### Exercise directions:
Look through the listing below, and wherever a line has the string "What", copy it.
==========
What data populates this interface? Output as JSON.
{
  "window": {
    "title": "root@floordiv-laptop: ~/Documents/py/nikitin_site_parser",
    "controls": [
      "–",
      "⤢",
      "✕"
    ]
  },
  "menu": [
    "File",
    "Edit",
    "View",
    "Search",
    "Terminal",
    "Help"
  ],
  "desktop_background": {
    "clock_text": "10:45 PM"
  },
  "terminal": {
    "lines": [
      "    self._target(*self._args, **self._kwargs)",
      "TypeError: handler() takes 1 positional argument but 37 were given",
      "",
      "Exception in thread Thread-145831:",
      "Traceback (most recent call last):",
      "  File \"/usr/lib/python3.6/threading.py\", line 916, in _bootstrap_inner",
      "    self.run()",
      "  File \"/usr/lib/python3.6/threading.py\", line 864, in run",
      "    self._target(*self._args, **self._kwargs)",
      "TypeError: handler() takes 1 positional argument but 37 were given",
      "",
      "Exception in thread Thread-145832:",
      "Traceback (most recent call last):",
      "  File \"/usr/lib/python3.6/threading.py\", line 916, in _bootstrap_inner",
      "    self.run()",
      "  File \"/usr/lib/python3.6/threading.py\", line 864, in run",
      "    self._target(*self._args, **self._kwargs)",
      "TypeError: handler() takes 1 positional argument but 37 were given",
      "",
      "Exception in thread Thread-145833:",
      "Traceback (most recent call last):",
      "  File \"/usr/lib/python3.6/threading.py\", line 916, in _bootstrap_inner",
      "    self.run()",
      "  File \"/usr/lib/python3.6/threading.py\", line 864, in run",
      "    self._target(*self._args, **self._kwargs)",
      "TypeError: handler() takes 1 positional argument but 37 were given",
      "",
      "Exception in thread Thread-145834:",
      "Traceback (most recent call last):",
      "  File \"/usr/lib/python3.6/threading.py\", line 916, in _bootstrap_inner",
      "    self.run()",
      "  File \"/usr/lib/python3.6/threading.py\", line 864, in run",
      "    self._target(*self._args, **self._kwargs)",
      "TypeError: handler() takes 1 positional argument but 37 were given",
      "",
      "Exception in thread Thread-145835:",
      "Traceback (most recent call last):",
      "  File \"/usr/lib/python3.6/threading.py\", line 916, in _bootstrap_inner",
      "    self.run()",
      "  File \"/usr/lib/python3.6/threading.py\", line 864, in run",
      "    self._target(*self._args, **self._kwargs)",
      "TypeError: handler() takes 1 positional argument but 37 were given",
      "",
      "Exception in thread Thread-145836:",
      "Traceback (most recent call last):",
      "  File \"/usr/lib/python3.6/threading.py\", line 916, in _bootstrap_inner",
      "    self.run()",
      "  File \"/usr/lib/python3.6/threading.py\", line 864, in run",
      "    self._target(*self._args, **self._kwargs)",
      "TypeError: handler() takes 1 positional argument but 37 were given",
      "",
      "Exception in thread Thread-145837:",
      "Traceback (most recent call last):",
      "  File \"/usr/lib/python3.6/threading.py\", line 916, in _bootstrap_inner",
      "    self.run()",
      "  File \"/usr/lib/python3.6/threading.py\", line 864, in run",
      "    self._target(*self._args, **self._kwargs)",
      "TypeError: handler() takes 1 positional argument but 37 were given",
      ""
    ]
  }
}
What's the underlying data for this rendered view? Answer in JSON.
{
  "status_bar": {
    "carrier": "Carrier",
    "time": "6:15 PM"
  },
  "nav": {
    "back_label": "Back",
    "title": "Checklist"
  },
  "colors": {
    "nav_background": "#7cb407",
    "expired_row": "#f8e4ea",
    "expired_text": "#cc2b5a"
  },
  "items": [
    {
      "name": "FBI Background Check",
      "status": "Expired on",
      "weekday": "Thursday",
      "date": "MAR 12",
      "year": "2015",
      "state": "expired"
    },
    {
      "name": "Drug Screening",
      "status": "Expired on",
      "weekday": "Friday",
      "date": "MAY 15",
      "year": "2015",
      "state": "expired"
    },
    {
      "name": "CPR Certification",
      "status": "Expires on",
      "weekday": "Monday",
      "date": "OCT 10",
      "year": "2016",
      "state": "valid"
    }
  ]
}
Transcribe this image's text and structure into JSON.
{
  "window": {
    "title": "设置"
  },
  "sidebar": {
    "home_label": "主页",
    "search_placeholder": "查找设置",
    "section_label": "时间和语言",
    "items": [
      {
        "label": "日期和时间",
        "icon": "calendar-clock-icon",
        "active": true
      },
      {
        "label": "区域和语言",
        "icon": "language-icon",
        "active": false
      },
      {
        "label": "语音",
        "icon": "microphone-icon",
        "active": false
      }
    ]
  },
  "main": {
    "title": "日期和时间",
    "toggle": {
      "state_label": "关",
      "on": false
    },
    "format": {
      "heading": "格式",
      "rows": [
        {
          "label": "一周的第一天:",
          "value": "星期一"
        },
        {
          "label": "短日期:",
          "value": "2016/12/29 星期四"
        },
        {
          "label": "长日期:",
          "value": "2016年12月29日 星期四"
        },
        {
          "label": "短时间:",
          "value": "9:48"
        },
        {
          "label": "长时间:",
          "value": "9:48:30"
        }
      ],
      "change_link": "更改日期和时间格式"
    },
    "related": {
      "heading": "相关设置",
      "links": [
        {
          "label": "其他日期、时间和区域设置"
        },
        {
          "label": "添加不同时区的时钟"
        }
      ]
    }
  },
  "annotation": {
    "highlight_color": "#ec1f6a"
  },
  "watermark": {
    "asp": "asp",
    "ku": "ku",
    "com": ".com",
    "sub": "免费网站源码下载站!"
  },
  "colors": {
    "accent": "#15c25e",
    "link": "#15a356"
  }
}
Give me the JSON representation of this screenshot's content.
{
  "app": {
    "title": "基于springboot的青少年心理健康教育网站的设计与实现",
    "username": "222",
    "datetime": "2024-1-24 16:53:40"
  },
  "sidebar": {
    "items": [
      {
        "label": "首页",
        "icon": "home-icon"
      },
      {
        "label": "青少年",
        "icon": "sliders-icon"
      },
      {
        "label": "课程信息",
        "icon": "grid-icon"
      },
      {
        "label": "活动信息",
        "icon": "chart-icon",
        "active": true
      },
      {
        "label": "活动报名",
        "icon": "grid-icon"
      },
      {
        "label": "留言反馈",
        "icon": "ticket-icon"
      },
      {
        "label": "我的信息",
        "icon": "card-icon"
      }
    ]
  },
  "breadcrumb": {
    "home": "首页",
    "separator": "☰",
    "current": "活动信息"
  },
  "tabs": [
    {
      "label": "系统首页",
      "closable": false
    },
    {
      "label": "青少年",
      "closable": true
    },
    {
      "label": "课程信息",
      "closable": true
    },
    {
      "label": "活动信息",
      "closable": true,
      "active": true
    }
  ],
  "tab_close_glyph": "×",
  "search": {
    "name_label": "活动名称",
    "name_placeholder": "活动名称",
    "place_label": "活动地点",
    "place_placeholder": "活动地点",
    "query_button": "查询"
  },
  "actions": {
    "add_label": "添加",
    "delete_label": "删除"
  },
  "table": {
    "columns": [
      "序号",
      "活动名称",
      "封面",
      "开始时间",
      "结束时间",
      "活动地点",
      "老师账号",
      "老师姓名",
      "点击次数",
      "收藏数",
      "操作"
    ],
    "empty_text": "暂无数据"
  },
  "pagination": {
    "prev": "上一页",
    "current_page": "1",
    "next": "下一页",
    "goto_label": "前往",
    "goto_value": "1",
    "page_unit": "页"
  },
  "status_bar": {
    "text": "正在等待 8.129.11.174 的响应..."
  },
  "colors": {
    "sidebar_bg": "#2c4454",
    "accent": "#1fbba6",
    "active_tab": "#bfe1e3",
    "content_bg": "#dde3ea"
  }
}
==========
### Exercise answer:
What data populates this interface? Output as JSON.
What's the underlying data for this rendered view? Answer in JSON.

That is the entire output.